Author(s): Shawn Fraver, Mehdi Tajvidi, Anthony W. D'Amato, Daniel I. Lindner, Jodi A. Forrester, Amy M. Milo
Year Published: 2018

Dead woody material (DWM) plays numerous important roles in forest ecosystems; however, through the process of decomposition, it undergoes structural and chemical changes that progressively alter its function in these roles. Much remains unknown about how DWM mechanical strength and structural integrity change through decomposition in natural forest settings. We assessed changes in wood strength (bending strength, compressive strength, and surface hardness) using standard wood stakes of known initial mass from three species. The stakes were placed in forested settings for two and four years before collection for laboratory analyses. All three strength metrics decreased as stakes lost mass due to decay; however, bending strength had the strongest relationship with mass loss, a result that was consistent for all species, as well as species-pooled data. Results for all strength-loss metrics indicate that stakes had experienced ca. 10% strength loss before any detectable mass loss had occurred. Further, our results suggest that the decay class system typically used during field inventories—based in large part on tactile assessments of wood structural integrity — may provide a reasonable characterization of DWM mass loss, which is a critical assumption for carbon accounting and modelling based on inventory data.

Citation: Fraver S, Tajvidi M, D’Amato AW, Lindner DL, Forrester JA, Milo AM. 2018. Woody material structural degradation through decomposition.
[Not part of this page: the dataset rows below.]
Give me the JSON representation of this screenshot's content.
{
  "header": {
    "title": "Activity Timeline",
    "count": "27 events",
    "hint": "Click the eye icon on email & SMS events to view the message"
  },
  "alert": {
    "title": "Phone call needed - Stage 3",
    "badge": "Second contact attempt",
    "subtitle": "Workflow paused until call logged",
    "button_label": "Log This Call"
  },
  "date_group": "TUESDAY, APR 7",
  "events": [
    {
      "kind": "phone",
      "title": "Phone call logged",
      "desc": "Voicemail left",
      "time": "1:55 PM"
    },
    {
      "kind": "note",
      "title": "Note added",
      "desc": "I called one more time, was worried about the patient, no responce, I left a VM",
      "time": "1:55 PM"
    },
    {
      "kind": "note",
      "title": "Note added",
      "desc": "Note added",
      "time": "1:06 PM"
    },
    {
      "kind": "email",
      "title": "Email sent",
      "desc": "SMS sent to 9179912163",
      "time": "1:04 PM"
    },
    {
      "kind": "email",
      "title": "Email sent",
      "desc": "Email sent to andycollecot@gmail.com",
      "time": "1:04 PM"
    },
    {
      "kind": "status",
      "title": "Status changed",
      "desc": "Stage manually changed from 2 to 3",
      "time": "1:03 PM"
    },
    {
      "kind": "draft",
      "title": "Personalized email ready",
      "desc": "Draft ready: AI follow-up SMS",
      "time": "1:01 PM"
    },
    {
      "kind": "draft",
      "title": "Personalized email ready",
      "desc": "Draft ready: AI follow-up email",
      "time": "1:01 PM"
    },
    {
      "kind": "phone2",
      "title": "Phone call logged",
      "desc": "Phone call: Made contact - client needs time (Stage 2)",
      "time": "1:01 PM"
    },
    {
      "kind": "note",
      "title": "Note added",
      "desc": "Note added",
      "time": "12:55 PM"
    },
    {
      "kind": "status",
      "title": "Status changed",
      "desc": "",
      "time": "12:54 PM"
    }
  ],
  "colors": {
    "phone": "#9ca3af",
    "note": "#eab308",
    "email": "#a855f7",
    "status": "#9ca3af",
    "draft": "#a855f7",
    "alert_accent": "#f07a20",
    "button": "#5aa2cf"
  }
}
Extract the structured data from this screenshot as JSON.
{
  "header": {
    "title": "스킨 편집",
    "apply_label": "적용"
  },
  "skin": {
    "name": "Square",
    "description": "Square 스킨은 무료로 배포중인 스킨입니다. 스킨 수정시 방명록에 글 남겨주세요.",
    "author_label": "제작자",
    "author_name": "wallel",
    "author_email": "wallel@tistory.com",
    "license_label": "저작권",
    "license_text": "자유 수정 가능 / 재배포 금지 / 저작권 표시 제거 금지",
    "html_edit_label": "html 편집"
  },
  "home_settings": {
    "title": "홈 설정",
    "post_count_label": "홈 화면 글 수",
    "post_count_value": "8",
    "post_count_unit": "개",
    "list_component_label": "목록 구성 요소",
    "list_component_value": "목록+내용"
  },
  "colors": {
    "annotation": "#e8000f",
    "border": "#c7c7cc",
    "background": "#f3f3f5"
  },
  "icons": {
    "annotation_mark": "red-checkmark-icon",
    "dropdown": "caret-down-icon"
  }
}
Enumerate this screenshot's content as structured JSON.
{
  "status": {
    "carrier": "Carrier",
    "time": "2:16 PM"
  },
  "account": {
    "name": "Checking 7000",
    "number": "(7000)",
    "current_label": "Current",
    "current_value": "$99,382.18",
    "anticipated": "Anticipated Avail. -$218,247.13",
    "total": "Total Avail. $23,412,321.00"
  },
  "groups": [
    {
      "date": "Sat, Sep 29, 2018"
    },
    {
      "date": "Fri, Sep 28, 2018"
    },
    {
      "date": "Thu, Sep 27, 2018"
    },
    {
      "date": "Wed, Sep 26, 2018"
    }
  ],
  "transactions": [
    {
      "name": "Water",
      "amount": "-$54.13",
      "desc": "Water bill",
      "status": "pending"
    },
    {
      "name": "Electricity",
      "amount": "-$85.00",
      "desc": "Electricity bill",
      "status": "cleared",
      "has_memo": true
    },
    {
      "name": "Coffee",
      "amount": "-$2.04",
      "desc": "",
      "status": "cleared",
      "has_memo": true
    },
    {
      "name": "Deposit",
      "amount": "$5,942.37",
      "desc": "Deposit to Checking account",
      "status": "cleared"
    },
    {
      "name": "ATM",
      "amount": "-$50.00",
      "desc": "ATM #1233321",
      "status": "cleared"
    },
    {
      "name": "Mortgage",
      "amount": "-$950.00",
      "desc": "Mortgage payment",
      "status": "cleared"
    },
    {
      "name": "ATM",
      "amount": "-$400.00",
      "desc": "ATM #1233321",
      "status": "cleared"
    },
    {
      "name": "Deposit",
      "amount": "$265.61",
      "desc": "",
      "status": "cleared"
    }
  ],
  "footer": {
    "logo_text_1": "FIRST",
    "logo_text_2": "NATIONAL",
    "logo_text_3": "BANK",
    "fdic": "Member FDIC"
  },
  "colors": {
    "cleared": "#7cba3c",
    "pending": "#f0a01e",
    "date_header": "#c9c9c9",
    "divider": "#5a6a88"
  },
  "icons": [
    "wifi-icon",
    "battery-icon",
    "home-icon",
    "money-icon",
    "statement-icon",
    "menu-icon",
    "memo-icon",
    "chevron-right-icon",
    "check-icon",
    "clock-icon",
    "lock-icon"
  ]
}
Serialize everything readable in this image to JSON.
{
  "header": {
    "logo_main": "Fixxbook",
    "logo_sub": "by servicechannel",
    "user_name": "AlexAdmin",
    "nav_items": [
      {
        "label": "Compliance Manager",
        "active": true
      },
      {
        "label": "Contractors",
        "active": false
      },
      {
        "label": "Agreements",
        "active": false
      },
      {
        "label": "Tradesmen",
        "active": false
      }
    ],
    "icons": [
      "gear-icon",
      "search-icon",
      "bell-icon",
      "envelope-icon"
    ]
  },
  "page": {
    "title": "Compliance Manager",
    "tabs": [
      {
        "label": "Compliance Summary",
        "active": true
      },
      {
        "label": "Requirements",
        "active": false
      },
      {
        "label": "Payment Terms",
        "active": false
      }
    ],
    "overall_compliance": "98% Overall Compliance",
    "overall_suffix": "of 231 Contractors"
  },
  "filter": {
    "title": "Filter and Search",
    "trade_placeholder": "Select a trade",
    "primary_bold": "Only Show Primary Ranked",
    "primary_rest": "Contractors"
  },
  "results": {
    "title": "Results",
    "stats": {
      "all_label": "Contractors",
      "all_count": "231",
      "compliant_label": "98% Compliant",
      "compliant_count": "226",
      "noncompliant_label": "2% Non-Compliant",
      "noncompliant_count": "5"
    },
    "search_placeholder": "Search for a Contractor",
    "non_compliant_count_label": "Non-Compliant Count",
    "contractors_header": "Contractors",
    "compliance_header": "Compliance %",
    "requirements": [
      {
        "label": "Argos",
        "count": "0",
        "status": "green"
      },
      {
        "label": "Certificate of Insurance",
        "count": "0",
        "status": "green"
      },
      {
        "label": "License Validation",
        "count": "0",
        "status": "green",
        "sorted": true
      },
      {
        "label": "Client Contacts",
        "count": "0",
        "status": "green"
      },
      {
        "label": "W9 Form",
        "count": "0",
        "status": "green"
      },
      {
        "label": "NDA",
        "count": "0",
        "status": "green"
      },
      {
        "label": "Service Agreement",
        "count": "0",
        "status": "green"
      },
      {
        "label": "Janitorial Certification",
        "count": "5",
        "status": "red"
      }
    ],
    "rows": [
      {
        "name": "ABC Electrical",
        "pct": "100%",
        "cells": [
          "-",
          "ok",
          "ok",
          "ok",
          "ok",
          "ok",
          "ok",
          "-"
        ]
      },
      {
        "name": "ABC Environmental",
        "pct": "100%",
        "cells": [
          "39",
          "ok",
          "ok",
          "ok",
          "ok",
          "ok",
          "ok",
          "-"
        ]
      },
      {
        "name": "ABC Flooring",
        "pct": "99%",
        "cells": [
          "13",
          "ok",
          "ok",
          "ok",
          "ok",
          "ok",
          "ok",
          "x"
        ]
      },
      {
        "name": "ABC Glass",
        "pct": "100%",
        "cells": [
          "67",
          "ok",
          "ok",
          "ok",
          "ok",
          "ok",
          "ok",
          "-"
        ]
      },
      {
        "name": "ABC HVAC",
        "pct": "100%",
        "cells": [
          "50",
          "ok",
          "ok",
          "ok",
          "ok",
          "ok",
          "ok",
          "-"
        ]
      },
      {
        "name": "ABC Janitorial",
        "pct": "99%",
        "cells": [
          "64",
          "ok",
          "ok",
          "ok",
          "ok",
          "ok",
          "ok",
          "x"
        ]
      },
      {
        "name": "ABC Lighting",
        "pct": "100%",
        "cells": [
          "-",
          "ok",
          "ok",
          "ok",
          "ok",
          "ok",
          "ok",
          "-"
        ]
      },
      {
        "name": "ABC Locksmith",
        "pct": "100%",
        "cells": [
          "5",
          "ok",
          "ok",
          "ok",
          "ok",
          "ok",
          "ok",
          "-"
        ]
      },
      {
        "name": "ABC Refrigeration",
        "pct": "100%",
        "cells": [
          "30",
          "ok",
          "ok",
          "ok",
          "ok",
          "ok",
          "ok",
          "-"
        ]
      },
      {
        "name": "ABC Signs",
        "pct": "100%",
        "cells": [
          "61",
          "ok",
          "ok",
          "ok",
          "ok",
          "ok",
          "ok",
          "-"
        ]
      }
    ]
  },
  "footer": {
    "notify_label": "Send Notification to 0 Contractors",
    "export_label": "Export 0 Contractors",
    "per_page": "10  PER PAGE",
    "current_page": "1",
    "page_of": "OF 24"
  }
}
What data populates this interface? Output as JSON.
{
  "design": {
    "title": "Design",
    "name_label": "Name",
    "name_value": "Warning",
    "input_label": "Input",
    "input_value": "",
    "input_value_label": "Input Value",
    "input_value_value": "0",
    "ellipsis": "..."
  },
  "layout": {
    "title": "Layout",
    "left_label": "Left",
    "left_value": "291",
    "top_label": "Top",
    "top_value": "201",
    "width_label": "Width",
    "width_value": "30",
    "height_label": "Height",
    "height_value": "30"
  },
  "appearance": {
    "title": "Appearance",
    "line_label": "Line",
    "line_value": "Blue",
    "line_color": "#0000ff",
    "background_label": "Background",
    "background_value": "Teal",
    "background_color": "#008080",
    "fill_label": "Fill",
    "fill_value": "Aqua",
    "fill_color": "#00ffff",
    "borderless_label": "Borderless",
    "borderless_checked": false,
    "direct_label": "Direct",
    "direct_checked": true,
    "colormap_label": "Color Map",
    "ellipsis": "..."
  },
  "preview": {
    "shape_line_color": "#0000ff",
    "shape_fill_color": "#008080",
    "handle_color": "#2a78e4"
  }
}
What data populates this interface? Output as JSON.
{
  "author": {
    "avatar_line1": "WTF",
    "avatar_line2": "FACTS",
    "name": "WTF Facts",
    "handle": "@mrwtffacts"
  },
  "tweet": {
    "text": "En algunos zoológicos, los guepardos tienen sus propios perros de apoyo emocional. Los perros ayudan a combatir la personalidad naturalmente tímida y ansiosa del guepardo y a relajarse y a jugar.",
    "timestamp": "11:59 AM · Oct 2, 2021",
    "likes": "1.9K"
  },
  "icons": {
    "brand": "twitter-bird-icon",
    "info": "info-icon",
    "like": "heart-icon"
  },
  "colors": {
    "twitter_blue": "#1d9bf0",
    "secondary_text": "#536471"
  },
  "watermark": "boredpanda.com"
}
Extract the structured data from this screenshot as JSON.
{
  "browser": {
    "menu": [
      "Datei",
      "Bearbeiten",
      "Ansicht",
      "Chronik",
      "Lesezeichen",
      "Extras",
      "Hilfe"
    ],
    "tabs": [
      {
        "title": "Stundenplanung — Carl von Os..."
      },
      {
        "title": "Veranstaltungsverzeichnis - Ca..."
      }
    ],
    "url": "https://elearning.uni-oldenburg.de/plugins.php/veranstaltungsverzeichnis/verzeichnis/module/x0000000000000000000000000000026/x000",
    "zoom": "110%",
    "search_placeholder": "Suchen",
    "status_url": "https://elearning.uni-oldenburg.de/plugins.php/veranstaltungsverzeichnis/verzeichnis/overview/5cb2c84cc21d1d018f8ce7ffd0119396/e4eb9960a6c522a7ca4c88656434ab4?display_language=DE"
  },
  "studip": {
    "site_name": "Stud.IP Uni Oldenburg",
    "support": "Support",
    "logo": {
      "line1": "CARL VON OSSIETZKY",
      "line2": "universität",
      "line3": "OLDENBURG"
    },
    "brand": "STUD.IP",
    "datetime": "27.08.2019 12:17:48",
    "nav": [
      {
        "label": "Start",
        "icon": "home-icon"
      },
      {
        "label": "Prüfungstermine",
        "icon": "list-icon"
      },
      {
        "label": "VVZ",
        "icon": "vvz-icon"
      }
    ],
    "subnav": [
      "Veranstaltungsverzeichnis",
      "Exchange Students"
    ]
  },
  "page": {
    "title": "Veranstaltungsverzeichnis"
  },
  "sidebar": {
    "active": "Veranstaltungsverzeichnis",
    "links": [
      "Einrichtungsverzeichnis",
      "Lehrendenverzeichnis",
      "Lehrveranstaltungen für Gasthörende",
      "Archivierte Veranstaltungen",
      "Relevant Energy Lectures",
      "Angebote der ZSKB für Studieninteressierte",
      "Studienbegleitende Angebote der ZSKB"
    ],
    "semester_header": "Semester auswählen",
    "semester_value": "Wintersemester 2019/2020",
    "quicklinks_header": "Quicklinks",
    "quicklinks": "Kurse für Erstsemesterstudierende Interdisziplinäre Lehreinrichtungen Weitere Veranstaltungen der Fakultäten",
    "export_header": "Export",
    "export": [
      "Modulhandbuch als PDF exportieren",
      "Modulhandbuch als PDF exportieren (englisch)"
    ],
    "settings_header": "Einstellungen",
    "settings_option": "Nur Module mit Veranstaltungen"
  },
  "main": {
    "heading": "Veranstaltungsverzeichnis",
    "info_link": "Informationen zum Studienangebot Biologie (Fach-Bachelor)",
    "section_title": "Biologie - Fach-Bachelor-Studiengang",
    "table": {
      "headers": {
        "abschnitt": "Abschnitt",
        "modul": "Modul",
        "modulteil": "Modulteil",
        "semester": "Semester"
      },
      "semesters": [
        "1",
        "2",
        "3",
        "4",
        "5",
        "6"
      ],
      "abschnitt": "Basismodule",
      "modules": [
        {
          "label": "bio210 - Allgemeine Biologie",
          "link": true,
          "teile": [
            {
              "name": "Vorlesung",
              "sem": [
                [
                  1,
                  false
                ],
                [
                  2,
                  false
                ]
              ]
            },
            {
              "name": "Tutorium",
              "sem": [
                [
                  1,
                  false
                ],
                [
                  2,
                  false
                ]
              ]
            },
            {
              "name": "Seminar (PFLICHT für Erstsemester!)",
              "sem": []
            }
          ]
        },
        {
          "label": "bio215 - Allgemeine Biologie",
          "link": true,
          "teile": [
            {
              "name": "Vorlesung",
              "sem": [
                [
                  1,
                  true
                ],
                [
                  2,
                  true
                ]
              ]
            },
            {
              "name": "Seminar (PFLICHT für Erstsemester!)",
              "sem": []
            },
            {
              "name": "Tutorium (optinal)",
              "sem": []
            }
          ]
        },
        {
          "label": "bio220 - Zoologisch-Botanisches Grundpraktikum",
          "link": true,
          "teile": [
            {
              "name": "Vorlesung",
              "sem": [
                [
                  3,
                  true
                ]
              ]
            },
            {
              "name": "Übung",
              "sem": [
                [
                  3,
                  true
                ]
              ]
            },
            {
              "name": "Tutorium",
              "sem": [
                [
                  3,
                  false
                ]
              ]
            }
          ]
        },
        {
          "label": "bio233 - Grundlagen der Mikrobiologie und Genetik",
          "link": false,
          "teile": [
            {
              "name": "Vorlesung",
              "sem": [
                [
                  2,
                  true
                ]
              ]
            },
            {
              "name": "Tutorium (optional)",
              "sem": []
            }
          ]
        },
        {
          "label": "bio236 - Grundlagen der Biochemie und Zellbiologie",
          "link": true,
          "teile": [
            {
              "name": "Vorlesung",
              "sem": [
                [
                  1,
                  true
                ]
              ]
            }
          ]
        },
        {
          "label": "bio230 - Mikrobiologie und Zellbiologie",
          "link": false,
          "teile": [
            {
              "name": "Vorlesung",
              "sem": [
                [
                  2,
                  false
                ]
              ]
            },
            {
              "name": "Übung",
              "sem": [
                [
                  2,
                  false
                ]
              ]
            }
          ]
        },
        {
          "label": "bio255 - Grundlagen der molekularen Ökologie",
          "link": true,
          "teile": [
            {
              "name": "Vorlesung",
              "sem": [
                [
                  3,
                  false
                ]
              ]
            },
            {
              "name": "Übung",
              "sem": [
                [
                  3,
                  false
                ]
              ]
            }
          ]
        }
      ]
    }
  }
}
Can. J. For. Res. 48: 111–115. dx.doi.org/10.1139/cjfr-2017-0175
Topic(s): Fire & Climate, Carbon Sequestration, Fuels, Fuel Descriptions
Ecosystem(s): None
Document Type: Book or Chapter or Journal Article
NRFSN number: 16439
Record updated: Jun 21, 2018